"Mad Hot Ballroom", the new documentary about fifth graders from New York Public Schools who compete in ballroom dancing competitions, desperately wants to be the next "Spellbound".
Concentrating on teams from three schools; a school in Tribeca, a school from another part of Manhattan and a school from Brooklyn, we meet the teachers in charge of each of these programs and learn a little about the creation of the program. A brief interview with one of the administrators extols the virtues of teaching the students ballroom dancing, especially at the fifth grade level. As the programs continue, the students practice the Tango, the Rumba, the Foxtrot, the Merengue, Swing and other dances. As competition looms, the teachers have to decide which of the students will represent their teams in specific dances.
"Ballroom" is a pleasant diversion, but it fails to deliver anything of meaningful value as either a narrative or a documentary. "Spellbound", the documentary about students competing in the National Spelling Bee, was a great, suspenseful story following the lives of a number of the participants. The key difference between the two is that "Spellbound" followed a select group of the participants, to their homes, interacting with their parents, at school. We learned what made these kids tick. In "Ballroom", there is a key scene about halfway through. We see a couple of the parents, for the first time, as they pick their kids up and drive off with them. Or we see one of the dads roller skating with his son. Most of the parents are on screen for a fraction of a second, if that.
The film's focus is too broad. After the initial introduction to the three classrooms, we meet some of the students; at times they are talking to the camera, during others, we eavesdrop on their conversations with their friends. These conversations are interesting; they talk about boys and girls, their parents, older kids who get into drugs, their hopes, etc., but because we are watching so many kids, we don't get a true feeling for what makes any one of them tick. The names of the students pop up more than once when they are on camera. Even this doesn't help us truly identify the kids because we never spend enough time with them.
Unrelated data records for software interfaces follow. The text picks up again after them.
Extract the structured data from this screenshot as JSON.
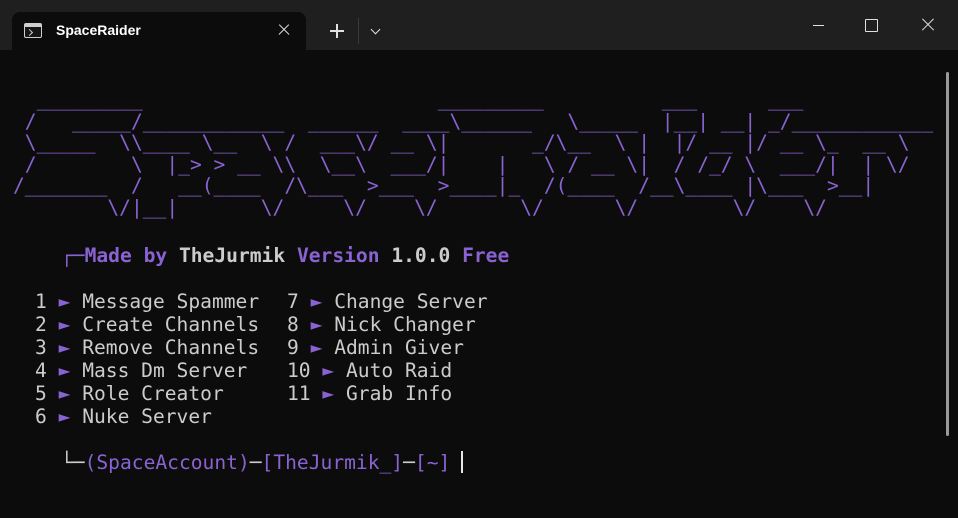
{
  "window": {
    "tab_title": "SpaceRaider",
    "icons": [
      "terminal-icon",
      "close-icon",
      "plus-icon",
      "chevron-down-icon",
      "minimize-icon",
      "maximize-icon",
      "window-close-icon"
    ]
  },
  "banner": {
    "ascii_art": "  _________                         _________          ___      ___\n /   _____/____________  ______  ____\\______   \\_____  |__| __| _/____________\n \\_____  \\\\____ \\__  \\ /  ___\\/ __ \\|       _/\\__  \\ |  |/ __ |/ __ \\_  __ \\\n /        \\  |_> > __ \\\\  \\__\\  ___/|    |   \\ / __ \\|  / /_/ \\  ___/|  | \\/\n/_______  /   __(____  /\\___  >___  >____|_  /(____  /__\\____ |\\___  >__|\n        \\/|__|       \\/     \\/    \\/       \\/      \\/        \\/    \\/"
  },
  "credit": {
    "corner": "┌─",
    "made_by": "Made by",
    "author": "TheJurmik",
    "version_label": "Version",
    "version_number": "1.0.0",
    "edition": "Free"
  },
  "menu": {
    "arrow": "►",
    "left": [
      {
        "num": "1",
        "label": "Message Spammer"
      },
      {
        "num": "2",
        "label": "Create Channels"
      },
      {
        "num": "3",
        "label": "Remove Channels"
      },
      {
        "num": "4",
        "label": "Mass Dm Server"
      },
      {
        "num": "5",
        "label": "Role Creator"
      },
      {
        "num": "6",
        "label": "Nuke Server"
      }
    ],
    "right": [
      {
        "num": "7",
        "label": "Change Server"
      },
      {
        "num": "8",
        "label": "Nick Changer"
      },
      {
        "num": "9",
        "label": "Admin Giver"
      },
      {
        "num": "10",
        "label": "Auto Raid"
      },
      {
        "num": "11",
        "label": "Grab Info"
      }
    ]
  },
  "prompt": {
    "corner": "└─",
    "account": "(SpaceAccount)",
    "dash1": "─",
    "user": "[TheJurmik_]",
    "dash2": "─",
    "path": "[~]"
  },
  "colors": {
    "accent": "#8a63d2",
    "text": "#cccccc",
    "background": "#0c0c0c",
    "titlebar": "#1f1f1f"
  }
}
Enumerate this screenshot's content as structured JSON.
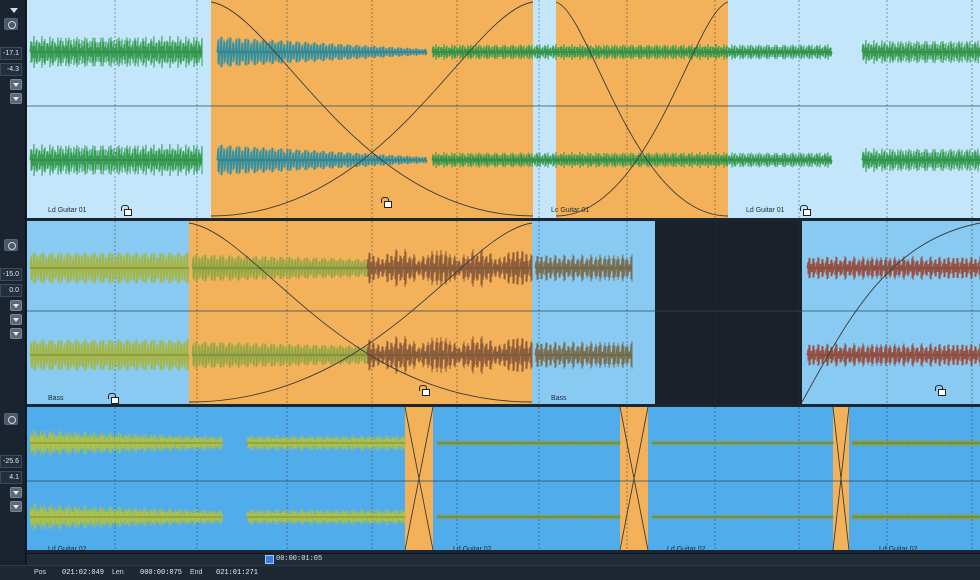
{
  "tracks": [
    {
      "name": "Ld Guitar 01",
      "controls": {
        "value_a": "-17.1",
        "value_b": "-4.3"
      },
      "clip_labels": [
        "Ld Guitar 01",
        "Lc Guitar 01",
        "Ld Guitar 01"
      ]
    },
    {
      "name": "Bass",
      "controls": {
        "value_a": "-15.0",
        "value_b": "0.0"
      },
      "clip_labels": [
        "Bass",
        "Bass"
      ]
    },
    {
      "name": "Ld Guitar 02",
      "controls": {
        "value_a": "-25.6",
        "value_b": "4.1"
      },
      "clip_labels": [
        "Ld Guitar 02",
        "Ld Guitar 02",
        "Ld Guitar 02",
        "Ld Guitar 02"
      ]
    }
  ],
  "transport": {
    "time": "00:00:01:05"
  },
  "status": {
    "pos_label": "Pos",
    "pos_value": "021:02:049",
    "len_label": "Len",
    "len_value": "000:00:075",
    "end_label": "End",
    "end_value": "021:01:271"
  },
  "colors": {
    "crossfade": "#f3b25a",
    "track1_bg": "#c3e6fa",
    "track2_bg": "#89caf2",
    "track3_bg": "#51aceb",
    "mute_region": "#1c2028"
  }
}
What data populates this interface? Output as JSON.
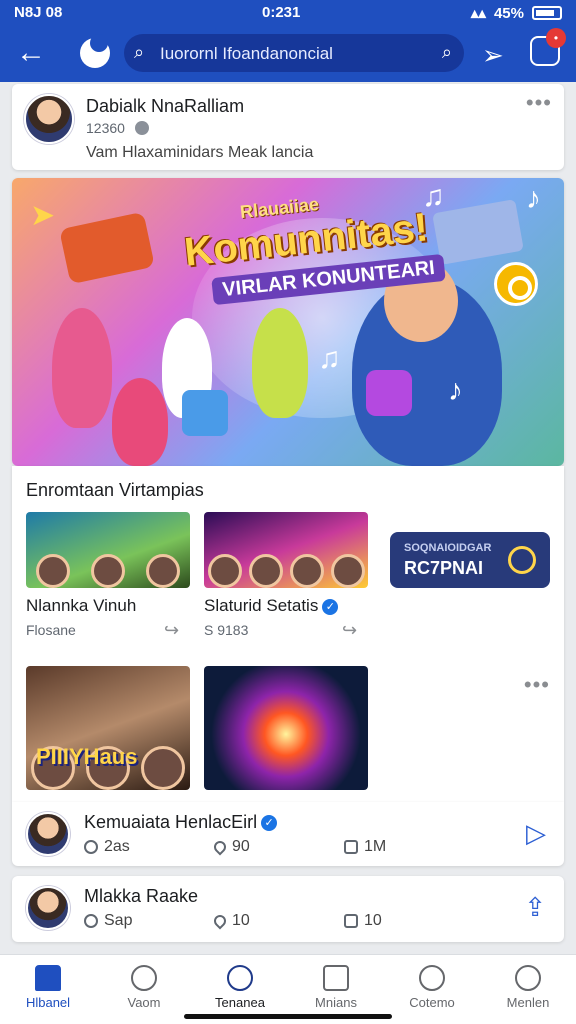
{
  "status_bar": {
    "carrier": "N8J 08",
    "time": "0:231",
    "battery": "45%"
  },
  "header": {
    "search_text": "Iuorornl Ifoandanoncial",
    "badge": "•"
  },
  "post1": {
    "author": "Dabialk NnaRalliam",
    "meta": "12360",
    "subtitle": "Vam Hlaxaminidars Meak lancia"
  },
  "banner": {
    "kicker": "Rlauaiiae",
    "title": "Komunnitas!",
    "subtitle": "VIRLAR KONUNTEARI"
  },
  "feed": {
    "section_title": "Enromtaan Virtampias",
    "items": [
      {
        "title": "Nlannka Vinuh",
        "meta": "Flosane"
      },
      {
        "title": "Slaturid Setatis",
        "meta": "S 9183"
      }
    ],
    "promo": {
      "line1": "SOQNAIOIDGAR",
      "line2": "RC7PNAI"
    },
    "overlay": "PIIIYHaus"
  },
  "post2": {
    "author": "Kemuaiata HenlacEirl",
    "stats": [
      "2as",
      "90",
      "1M"
    ]
  },
  "post3": {
    "author": "Mlakka Raake",
    "stats": [
      "Sap",
      "10",
      "10"
    ]
  },
  "nav": {
    "tabs": [
      "Hlbanel",
      "Vaom",
      "Tenanea",
      "Mnians",
      "Cotemo",
      "Menlen"
    ]
  },
  "colors": {
    "brand": "#1f4fbf",
    "accent": "#f6b800"
  }
}
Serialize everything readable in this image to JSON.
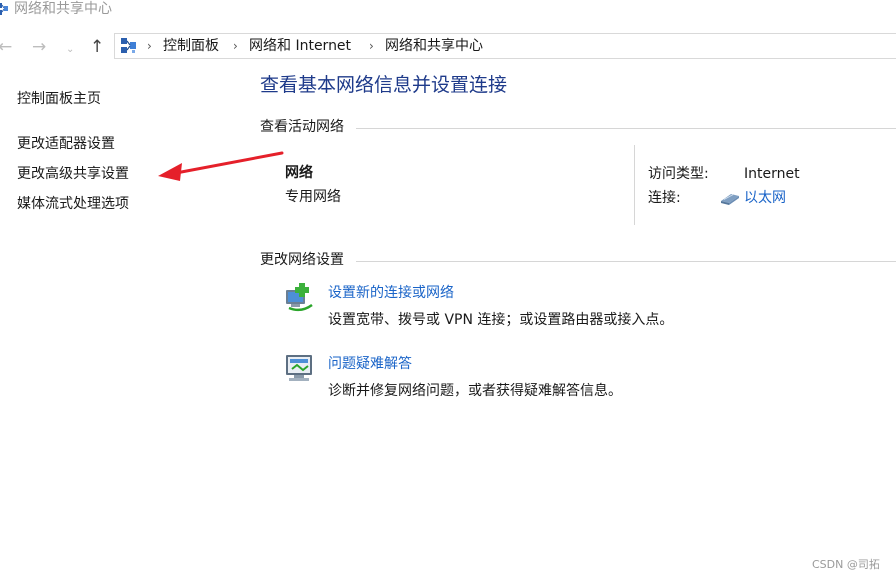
{
  "window": {
    "title": "网络和共享中心"
  },
  "nav": {
    "back_glyph": "←",
    "forward_glyph": "→",
    "recent_glyph": "⌄",
    "up_glyph": "↑"
  },
  "breadcrumb": {
    "separator": "›",
    "items": [
      "控制面板",
      "网络和 Internet",
      "网络和共享中心"
    ]
  },
  "left_pane": {
    "home": "控制面板主页",
    "links": [
      "更改适配器设置",
      "更改高级共享设置",
      "媒体流式处理选项"
    ]
  },
  "main": {
    "title": "查看基本网络信息并设置连接",
    "active_section": "查看活动网络",
    "network": {
      "name": "网络",
      "type": "专用网络",
      "access_label": "访问类型:",
      "access_value": "Internet",
      "connection_label": "连接:",
      "connection_value": "以太网"
    },
    "change_section": "更改网络设置",
    "tasks": [
      {
        "title": "设置新的连接或网络",
        "desc": "设置宽带、拨号或 VPN 连接；或设置路由器或接入点。"
      },
      {
        "title": "问题疑难解答",
        "desc": "诊断并修复网络问题，或者获得疑难解答信息。"
      }
    ]
  },
  "watermark": "CSDN @司拓",
  "colors": {
    "link": "#1a64c8",
    "title": "#1e3a8a",
    "arrow": "#e5202a"
  },
  "icons": {
    "title": "network-center-icon",
    "address": "control-panel-icon",
    "connection": "ethernet-icon",
    "setup": "new-connection-icon",
    "troubleshoot": "troubleshoot-icon"
  }
}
Only later, when only one of the schools is left in the competition do we begin to remember who they are.
There are two groups at the center of this film. The students and their teachers. The two teachers supervising the Brooklyn program are given more screen time. The male teacher is clearly into the program and really wants to help these kids learn these dance moves. All of the adult supervisors seem to believe that the program helps the kids learn social skills, etiquette, deportment, responsibility and more. About halfway through the training, his female counterpart takes center stage, training the students, teaching them discipline, and more. In fact, the male teacher disappears for a long stretch of time, only to reappear during the beginning of the competition. Because of this shift, we don't really get a feeling about what makes these people tick either.
The adults at the other two schools; the Tribeca program is run by a middle-aged man with an accent and his younger, more `touchy-feely' female counterpart and I can't honestly remember the people who supervised the other school's program, aren't developed at all.
Why didn't the filmmakers explore the backgrounds or lives of anyone in the film? Without an emotional heart at the center of either group, the film ultimately becomes an empty excuse for watching the kids dance. Are we supposed to find it amusing? Touching? Hard work? It is difficult to say. Without a central core of characters to identify with, we can't really determine the purpose or drive behind the film.
Ultimately, as all films of this type must, everything comes down to a final competition. One of the three schools goes to this competition, and they are quite good. When their team gets up to do the Rumba or the Merengue, the students jump up and down with excitement because the kids are good, very good. But I didn't jump up and down with excitement, because I didn't know the kids, or empathize with them. I didn't care if they did a good job or not.
If we don't know the kids, or the teachers, or what is at stake for either, why should we care about the outcome of the competition? Why should you go to see "Mad Hot Ballroom"?